**Excerpted records**
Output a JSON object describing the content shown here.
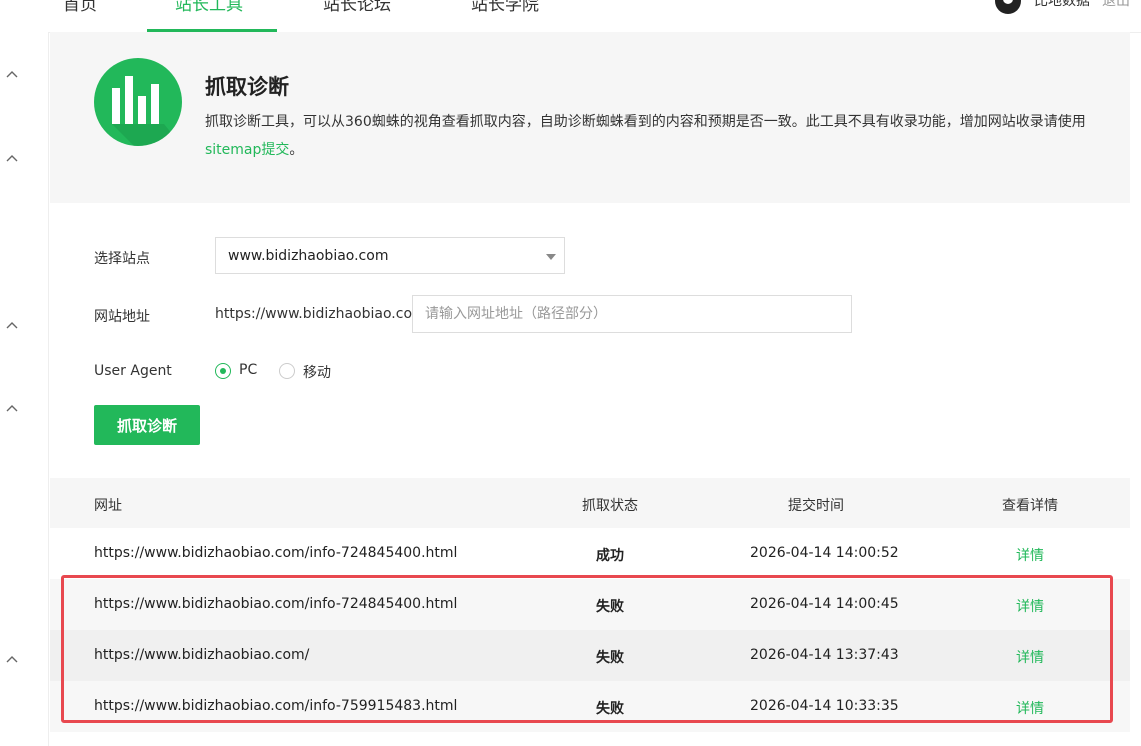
{
  "nav": {
    "items": [
      "首页",
      "站长工具",
      "站长论坛",
      "站长学院"
    ],
    "active_index": 1,
    "user_name": "比地数据",
    "logout": "退出"
  },
  "header": {
    "title": "抓取诊断",
    "description_prefix": "抓取诊断工具，可以从360蜘蛛的视角查看抓取内容，自助诊断蜘蛛看到的内容和预期是否一致。此工具不具有收录功能，增加网站收录请使用",
    "description_link": "sitemap提交",
    "description_suffix": "。"
  },
  "form": {
    "site_label": "选择站点",
    "site_value": "www.bidizhaobiao.com",
    "address_label": "网站地址",
    "address_prefix": "https://www.bidizhaobiao.com/",
    "address_placeholder": "请输入网址地址（路径部分）",
    "ua_label": "User Agent",
    "ua_options": [
      "PC",
      "移动"
    ],
    "ua_selected": "PC",
    "submit_label": "抓取诊断"
  },
  "table": {
    "headers": [
      "网址",
      "抓取状态",
      "提交时间",
      "查看详情"
    ],
    "rows": [
      {
        "url": "https://www.bidizhaobiao.com/info-724845400.html",
        "status": "成功",
        "time": "2026-04-14 14:00:52",
        "detail": "详情"
      },
      {
        "url": "https://www.bidizhaobiao.com/info-724845400.html",
        "status": "失败",
        "time": "2026-04-14 14:00:45",
        "detail": "详情"
      },
      {
        "url": "https://www.bidizhaobiao.com/",
        "status": "失败",
        "time": "2026-04-14 13:37:43",
        "detail": "详情"
      },
      {
        "url": "https://www.bidizhaobiao.com/info-759915483.html",
        "status": "失败",
        "time": "2026-04-14 10:33:35",
        "detail": "详情"
      }
    ]
  },
  "colors": {
    "accent": "#22b85a",
    "highlight": "#e8484f"
  }
}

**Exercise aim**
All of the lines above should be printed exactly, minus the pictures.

**Answer space**
Output a JSON object describing the content shown here.
{
  "nav": {
    "items": [
      "首页",
      "站长工具",
      "站长论坛",
      "站长学院"
    ],
    "active_index": 1,
    "user_name": "比地数据",
    "logout": "退出"
  },
  "header": {
    "title": "抓取诊断",
    "description_prefix": "抓取诊断工具，可以从360蜘蛛的视角查看抓取内容，自助诊断蜘蛛看到的内容和预期是否一致。此工具不具有收录功能，增加网站收录请使用",
    "description_link": "sitemap提交",
    "description_suffix": "。"
  },
  "form": {
    "site_label": "选择站点",
    "site_value": "www.bidizhaobiao.com",
    "address_label": "网站地址",
    "address_prefix": "https://www.bidizhaobiao.com/",
    "address_placeholder": "请输入网址地址（路径部分）",
    "ua_label": "User Agent",
    "ua_options": [
      "PC",
      "移动"
    ],
    "ua_selected": "PC",
    "submit_label": "抓取诊断"
  },
  "table": {
    "headers": [
      "网址",
      "抓取状态",
      "提交时间",
      "查看详情"
    ],
    "rows": [
      {
        "url": "https://www.bidizhaobiao.com/info-724845400.html",
        "status": "成功",
        "time": "2026-04-14 14:00:52",
        "detail": "详情"
      },
      {
        "url": "https://www.bidizhaobiao.com/info-724845400.html",
        "status": "失败",
        "time": "2026-04-14 14:00:45",
        "detail": "详情"
      },
      {
        "url": "https://www.bidizhaobiao.com/",
        "status": "失败",
        "time": "2026-04-14 13:37:43",
        "detail": "详情"
      },
      {
        "url": "https://www.bidizhaobiao.com/info-759915483.html",
        "status": "失败",
        "time": "2026-04-14 10:33:35",
        "detail": "详情"
      }
    ]
  },
  "colors": {
    "accent": "#22b85a",
    "highlight": "#e8484f"
  }
}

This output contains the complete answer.